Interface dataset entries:
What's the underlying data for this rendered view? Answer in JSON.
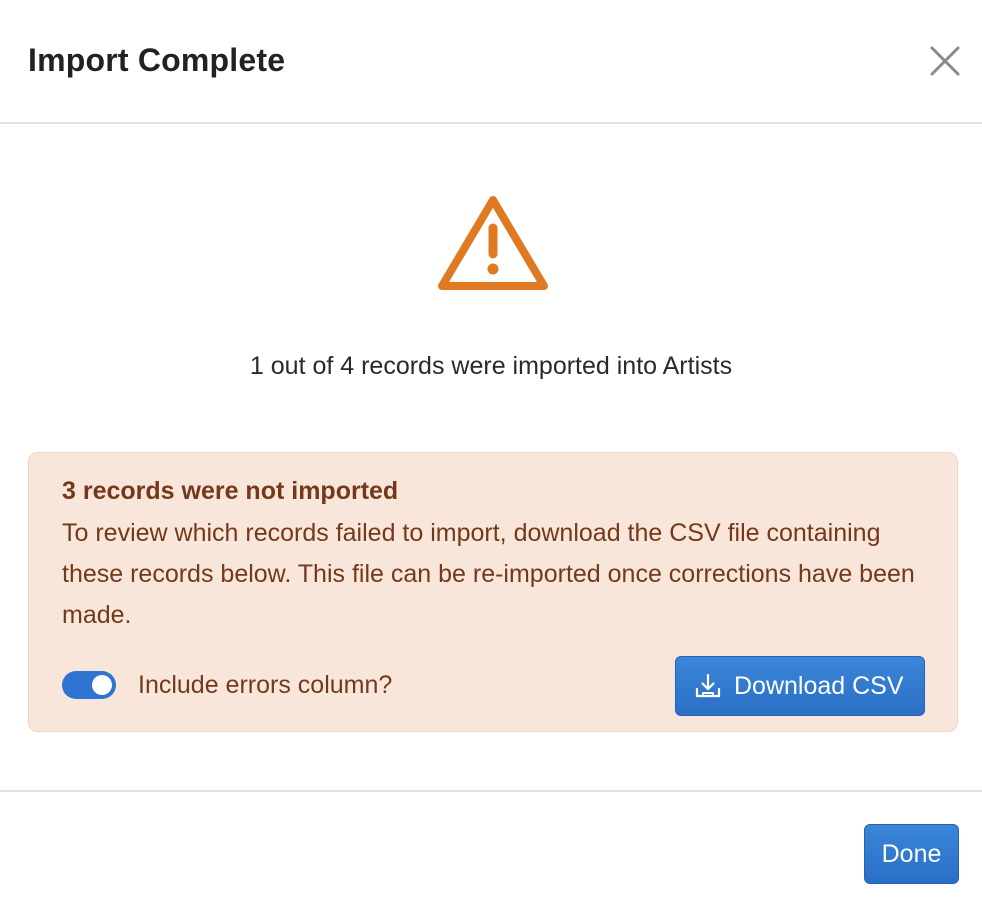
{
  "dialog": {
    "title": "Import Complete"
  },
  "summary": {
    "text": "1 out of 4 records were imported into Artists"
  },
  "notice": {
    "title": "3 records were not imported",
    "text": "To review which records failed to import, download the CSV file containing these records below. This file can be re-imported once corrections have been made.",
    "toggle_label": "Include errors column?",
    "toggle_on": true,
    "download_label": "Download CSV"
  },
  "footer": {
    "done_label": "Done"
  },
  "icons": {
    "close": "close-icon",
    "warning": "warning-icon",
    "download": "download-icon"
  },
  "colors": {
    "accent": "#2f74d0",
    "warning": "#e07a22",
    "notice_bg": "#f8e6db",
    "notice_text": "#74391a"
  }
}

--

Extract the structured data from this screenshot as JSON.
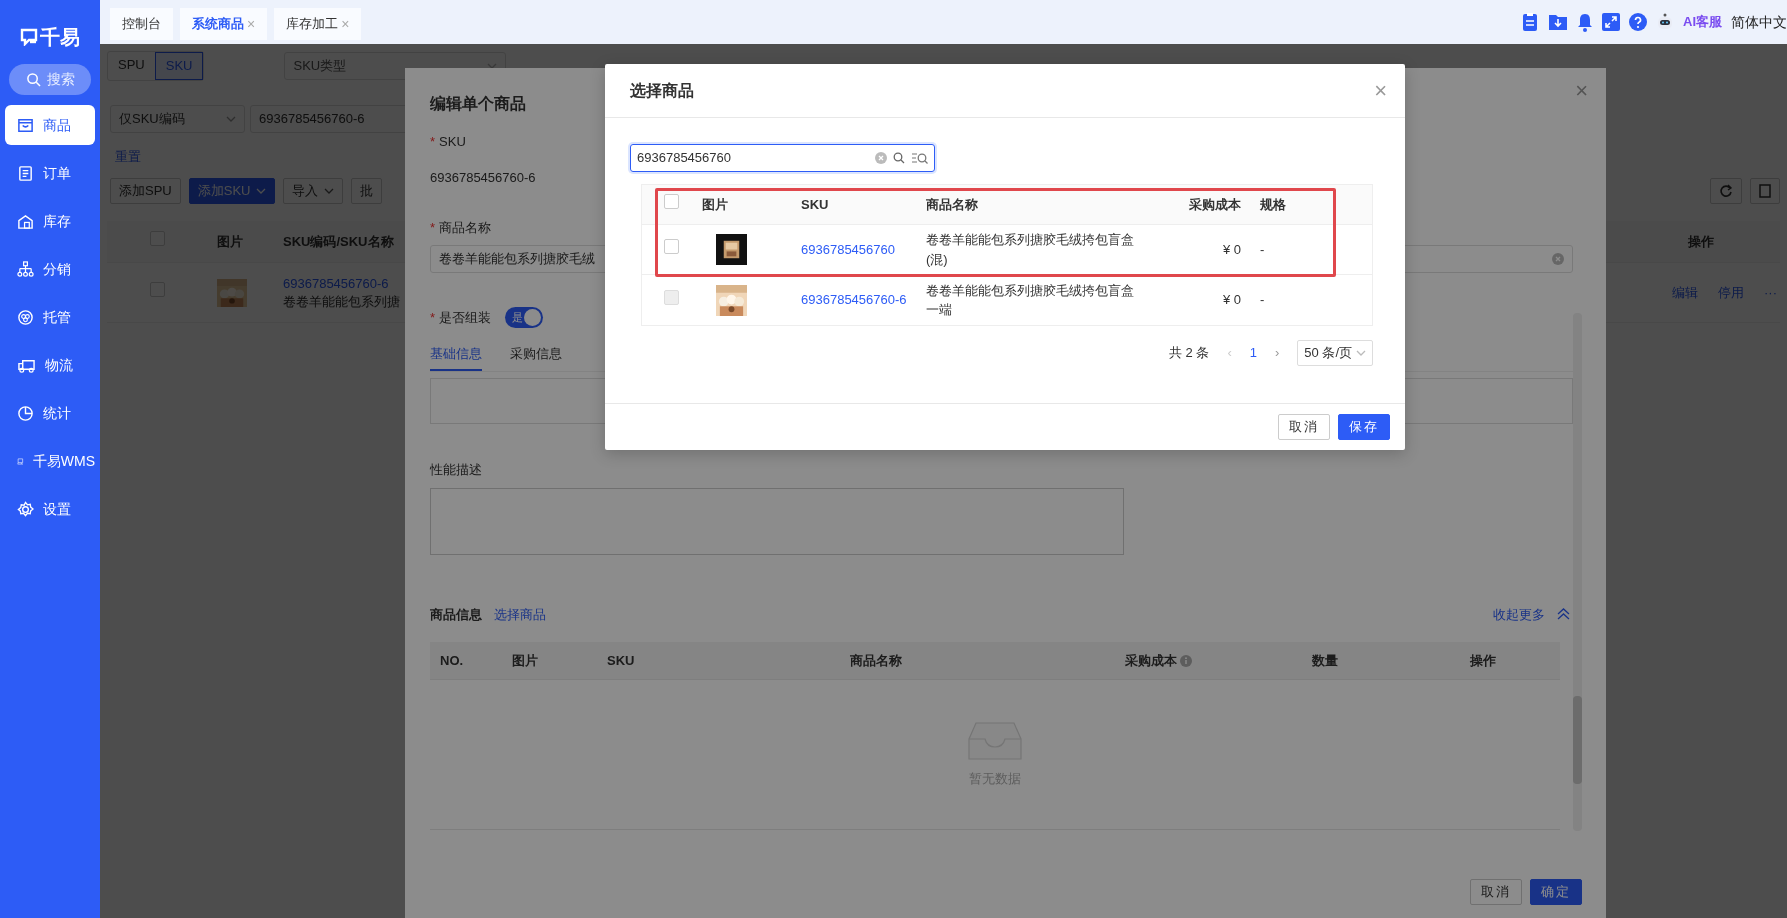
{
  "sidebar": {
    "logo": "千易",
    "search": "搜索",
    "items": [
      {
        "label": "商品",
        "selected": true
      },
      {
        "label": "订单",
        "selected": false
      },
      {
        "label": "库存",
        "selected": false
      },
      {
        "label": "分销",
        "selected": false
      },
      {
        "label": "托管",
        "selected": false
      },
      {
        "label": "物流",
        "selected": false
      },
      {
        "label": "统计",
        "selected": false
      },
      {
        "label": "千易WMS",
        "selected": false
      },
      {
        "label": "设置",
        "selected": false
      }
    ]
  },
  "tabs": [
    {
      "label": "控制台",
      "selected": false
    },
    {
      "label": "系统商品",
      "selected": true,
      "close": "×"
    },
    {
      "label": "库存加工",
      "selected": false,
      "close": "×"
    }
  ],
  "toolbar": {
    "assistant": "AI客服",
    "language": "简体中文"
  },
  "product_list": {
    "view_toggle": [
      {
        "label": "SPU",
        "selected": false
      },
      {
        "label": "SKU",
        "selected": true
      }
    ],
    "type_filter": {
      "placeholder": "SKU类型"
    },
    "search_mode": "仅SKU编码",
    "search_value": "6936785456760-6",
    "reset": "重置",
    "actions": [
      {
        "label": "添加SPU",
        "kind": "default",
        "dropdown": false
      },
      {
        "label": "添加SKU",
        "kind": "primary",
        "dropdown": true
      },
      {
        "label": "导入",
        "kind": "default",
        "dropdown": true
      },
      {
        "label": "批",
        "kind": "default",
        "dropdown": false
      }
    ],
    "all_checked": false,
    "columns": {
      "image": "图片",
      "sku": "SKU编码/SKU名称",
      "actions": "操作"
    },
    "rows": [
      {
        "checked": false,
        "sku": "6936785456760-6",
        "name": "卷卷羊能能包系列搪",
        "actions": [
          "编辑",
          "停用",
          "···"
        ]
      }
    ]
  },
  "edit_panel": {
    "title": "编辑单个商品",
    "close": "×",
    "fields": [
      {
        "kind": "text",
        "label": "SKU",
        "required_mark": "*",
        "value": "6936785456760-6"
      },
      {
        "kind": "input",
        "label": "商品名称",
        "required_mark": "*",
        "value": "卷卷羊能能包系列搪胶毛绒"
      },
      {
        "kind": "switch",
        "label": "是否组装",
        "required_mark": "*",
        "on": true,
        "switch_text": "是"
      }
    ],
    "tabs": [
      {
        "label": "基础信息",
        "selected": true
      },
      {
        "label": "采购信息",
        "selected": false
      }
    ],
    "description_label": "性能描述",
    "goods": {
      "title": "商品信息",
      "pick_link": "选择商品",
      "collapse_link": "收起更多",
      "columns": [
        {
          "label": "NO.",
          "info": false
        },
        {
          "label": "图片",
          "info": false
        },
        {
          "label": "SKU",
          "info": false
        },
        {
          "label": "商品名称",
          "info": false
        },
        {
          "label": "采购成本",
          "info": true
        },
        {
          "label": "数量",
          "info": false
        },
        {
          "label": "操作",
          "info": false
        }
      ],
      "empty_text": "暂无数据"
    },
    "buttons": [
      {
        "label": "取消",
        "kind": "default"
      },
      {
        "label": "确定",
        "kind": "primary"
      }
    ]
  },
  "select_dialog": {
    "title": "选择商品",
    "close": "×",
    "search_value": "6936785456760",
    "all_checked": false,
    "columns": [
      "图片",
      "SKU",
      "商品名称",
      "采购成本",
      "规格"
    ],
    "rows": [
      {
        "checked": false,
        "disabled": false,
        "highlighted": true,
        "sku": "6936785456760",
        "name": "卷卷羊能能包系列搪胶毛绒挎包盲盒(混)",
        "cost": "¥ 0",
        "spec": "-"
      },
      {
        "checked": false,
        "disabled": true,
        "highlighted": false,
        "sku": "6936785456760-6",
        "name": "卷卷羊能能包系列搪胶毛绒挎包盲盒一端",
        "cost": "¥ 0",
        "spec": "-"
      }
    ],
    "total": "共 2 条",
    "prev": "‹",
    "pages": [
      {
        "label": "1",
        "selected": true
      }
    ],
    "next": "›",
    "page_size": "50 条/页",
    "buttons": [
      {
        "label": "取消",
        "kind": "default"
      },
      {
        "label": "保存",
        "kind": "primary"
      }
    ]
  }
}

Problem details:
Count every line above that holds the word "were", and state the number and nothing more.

Answer box:
2